● **EXERCISE DETAILS**
Without including any pictures, copy every line below exactly.

Items from a data source:
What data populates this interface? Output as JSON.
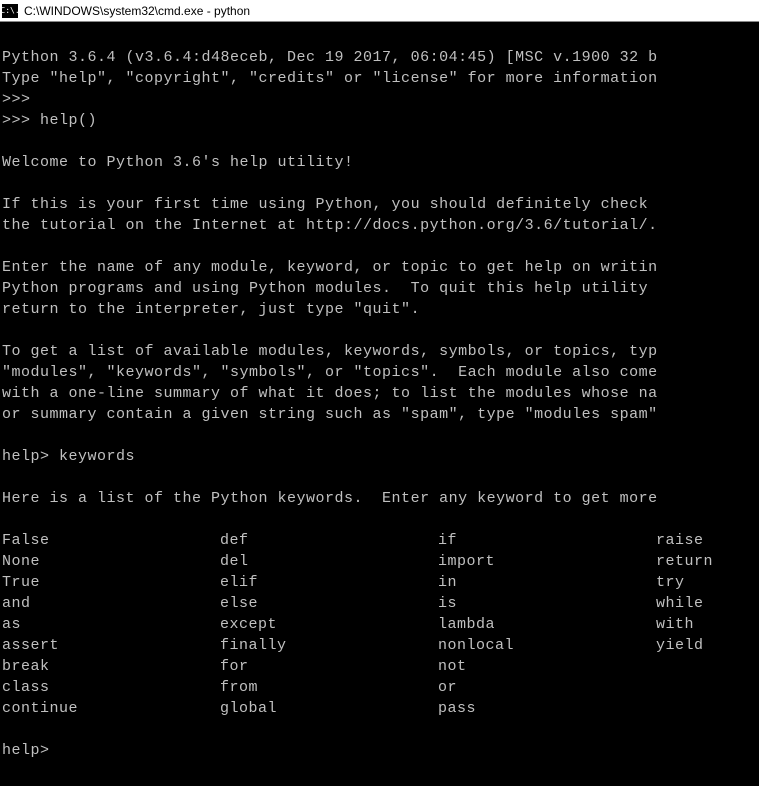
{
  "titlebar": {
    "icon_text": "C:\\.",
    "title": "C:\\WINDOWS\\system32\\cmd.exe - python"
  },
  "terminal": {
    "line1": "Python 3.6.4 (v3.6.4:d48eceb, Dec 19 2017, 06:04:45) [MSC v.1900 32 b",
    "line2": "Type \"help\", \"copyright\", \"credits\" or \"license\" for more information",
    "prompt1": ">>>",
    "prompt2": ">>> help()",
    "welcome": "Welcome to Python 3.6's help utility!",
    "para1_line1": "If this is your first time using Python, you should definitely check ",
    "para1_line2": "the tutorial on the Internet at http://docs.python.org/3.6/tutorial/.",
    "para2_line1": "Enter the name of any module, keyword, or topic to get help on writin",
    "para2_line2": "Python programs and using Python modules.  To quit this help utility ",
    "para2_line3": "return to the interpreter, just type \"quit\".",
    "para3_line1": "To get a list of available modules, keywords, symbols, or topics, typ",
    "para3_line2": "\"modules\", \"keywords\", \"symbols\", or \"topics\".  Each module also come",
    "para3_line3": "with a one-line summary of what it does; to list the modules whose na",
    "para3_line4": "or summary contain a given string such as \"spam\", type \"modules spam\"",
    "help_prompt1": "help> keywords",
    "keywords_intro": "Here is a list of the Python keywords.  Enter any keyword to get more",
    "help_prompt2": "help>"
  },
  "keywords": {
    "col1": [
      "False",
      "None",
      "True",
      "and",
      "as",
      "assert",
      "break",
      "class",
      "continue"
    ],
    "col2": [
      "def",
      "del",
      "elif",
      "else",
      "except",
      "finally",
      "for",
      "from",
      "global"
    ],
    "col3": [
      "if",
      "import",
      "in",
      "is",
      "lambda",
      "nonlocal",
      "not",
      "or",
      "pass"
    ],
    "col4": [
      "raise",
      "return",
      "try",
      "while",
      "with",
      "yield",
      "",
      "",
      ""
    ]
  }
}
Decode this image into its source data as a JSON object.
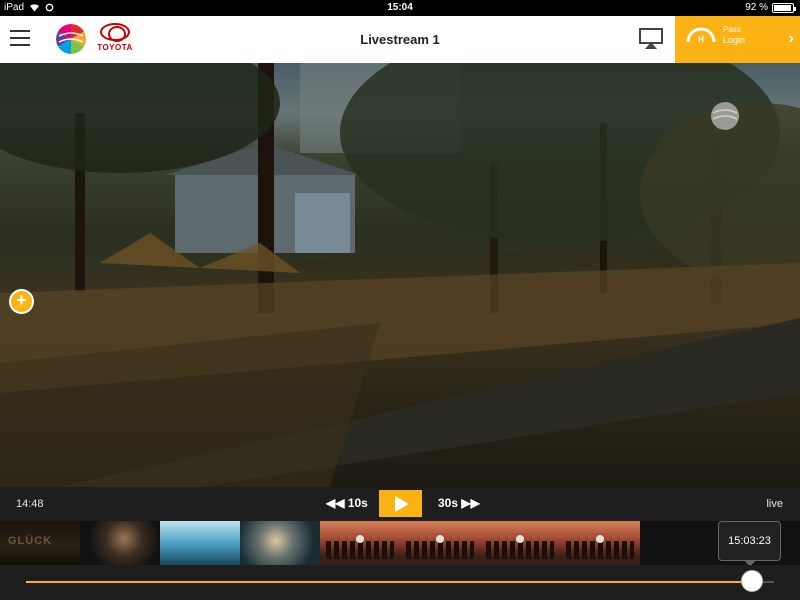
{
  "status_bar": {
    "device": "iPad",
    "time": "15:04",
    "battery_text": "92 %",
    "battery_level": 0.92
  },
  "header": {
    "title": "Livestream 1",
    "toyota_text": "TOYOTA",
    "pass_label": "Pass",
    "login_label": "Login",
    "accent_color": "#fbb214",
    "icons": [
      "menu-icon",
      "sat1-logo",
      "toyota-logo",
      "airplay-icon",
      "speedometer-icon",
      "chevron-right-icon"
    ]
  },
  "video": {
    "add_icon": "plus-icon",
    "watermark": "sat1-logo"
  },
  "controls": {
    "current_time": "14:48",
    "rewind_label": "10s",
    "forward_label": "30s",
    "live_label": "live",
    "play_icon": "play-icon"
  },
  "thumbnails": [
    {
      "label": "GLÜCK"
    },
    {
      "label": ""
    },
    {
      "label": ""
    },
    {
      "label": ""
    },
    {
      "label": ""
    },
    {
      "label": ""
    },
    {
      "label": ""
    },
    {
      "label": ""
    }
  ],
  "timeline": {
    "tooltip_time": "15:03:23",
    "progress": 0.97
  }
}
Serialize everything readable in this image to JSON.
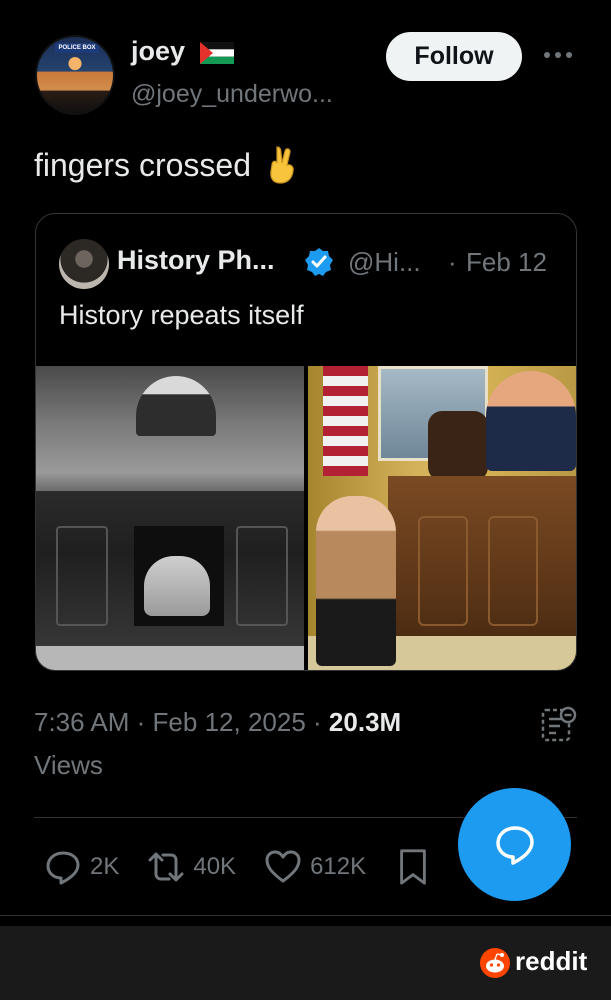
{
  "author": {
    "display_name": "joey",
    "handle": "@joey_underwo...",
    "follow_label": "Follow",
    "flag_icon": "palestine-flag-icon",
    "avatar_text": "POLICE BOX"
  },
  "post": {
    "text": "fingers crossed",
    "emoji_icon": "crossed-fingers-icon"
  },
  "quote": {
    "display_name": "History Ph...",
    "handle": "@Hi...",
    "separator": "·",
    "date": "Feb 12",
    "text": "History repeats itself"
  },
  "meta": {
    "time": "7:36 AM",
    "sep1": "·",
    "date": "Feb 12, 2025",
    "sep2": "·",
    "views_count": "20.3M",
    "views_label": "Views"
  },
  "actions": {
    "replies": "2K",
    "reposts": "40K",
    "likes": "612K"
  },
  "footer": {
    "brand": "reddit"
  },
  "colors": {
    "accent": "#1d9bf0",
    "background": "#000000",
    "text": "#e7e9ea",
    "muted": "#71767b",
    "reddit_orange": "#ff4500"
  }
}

● **ANSWER SECTION**
What data populates this interface? Output as JSON.
{
  "titlebar": {
    "icon_text": "C:\\.",
    "title": "C:\\WINDOWS\\system32\\cmd.exe - python"
  },
  "terminal": {
    "line1": "Python 3.6.4 (v3.6.4:d48eceb, Dec 19 2017, 06:04:45) [MSC v.1900 32 b",
    "line2": "Type \"help\", \"copyright\", \"credits\" or \"license\" for more information",
    "prompt1": ">>>",
    "prompt2": ">>> help()",
    "welcome": "Welcome to Python 3.6's help utility!",
    "para1_line1": "If this is your first time using Python, you should definitely check ",
    "para1_line2": "the tutorial on the Internet at http://docs.python.org/3.6/tutorial/.",
    "para2_line1": "Enter the name of any module, keyword, or topic to get help on writin",
    "para2_line2": "Python programs and using Python modules.  To quit this help utility ",
    "para2_line3": "return to the interpreter, just type \"quit\".",
    "para3_line1": "To get a list of available modules, keywords, symbols, or topics, typ",
    "para3_line2": "\"modules\", \"keywords\", \"symbols\", or \"topics\".  Each module also come",
    "para3_line3": "with a one-line summary of what it does; to list the modules whose na",
    "para3_line4": "or summary contain a given string such as \"spam\", type \"modules spam\"",
    "help_prompt1": "help> keywords",
    "keywords_intro": "Here is a list of the Python keywords.  Enter any keyword to get more",
    "help_prompt2": "help>"
  },
  "keywords": {
    "col1": [
      "False",
      "None",
      "True",
      "and",
      "as",
      "assert",
      "break",
      "class",
      "continue"
    ],
    "col2": [
      "def",
      "del",
      "elif",
      "else",
      "except",
      "finally",
      "for",
      "from",
      "global"
    ],
    "col3": [
      "if",
      "import",
      "in",
      "is",
      "lambda",
      "nonlocal",
      "not",
      "or",
      "pass"
    ],
    "col4": [
      "raise",
      "return",
      "try",
      "while",
      "with",
      "yield",
      "",
      "",
      ""
    ]
  }
}
Decode this image into its source data as a JSON object.
{
  "status_bar": {
    "device": "iPad",
    "time": "15:04",
    "battery_text": "92 %",
    "battery_level": 0.92
  },
  "header": {
    "title": "Livestream 1",
    "toyota_text": "TOYOTA",
    "pass_label": "Pass",
    "login_label": "Login",
    "accent_color": "#fbb214",
    "icons": [
      "menu-icon",
      "sat1-logo",
      "toyota-logo",
      "airplay-icon",
      "speedometer-icon",
      "chevron-right-icon"
    ]
  },
  "video": {
    "add_icon": "plus-icon",
    "watermark": "sat1-logo"
  },
  "controls": {
    "current_time": "14:48",
    "rewind_label": "10s",
    "forward_label": "30s",
    "live_label": "live",
    "play_icon": "play-icon"
  },
  "thumbnails": [
    {
      "label": "GLÜCK"
    },
    {
      "label": ""
    },
    {
      "label": ""
    },
    {
      "label": ""
    },
    {
      "label": ""
    },
    {
      "label": ""
    },
    {
      "label": ""
    },
    {
      "label": ""
    }
  ],
  "timeline": {
    "tooltip_time": "15:03:23",
    "progress": 0.97
  }
}
Serialize everything readable in this image to JSON.
{
  "author": {
    "display_name": "joey",
    "handle": "@joey_underwo...",
    "follow_label": "Follow",
    "flag_icon": "palestine-flag-icon",
    "avatar_text": "POLICE BOX"
  },
  "post": {
    "text": "fingers crossed",
    "emoji_icon": "crossed-fingers-icon"
  },
  "quote": {
    "display_name": "History Ph...",
    "handle": "@Hi...",
    "separator": "·",
    "date": "Feb 12",
    "text": "History repeats itself"
  },
  "meta": {
    "time": "7:36 AM",
    "sep1": "·",
    "date": "Feb 12, 2025",
    "sep2": "·",
    "views_count": "20.3M",
    "views_label": "Views"
  },
  "actions": {
    "replies": "2K",
    "reposts": "40K",
    "likes": "612K"
  },
  "footer": {
    "brand": "reddit"
  },
  "colors": {
    "accent": "#1d9bf0",
    "background": "#000000",
    "text": "#e7e9ea",
    "muted": "#71767b",
    "reddit_orange": "#ff4500"
  }
}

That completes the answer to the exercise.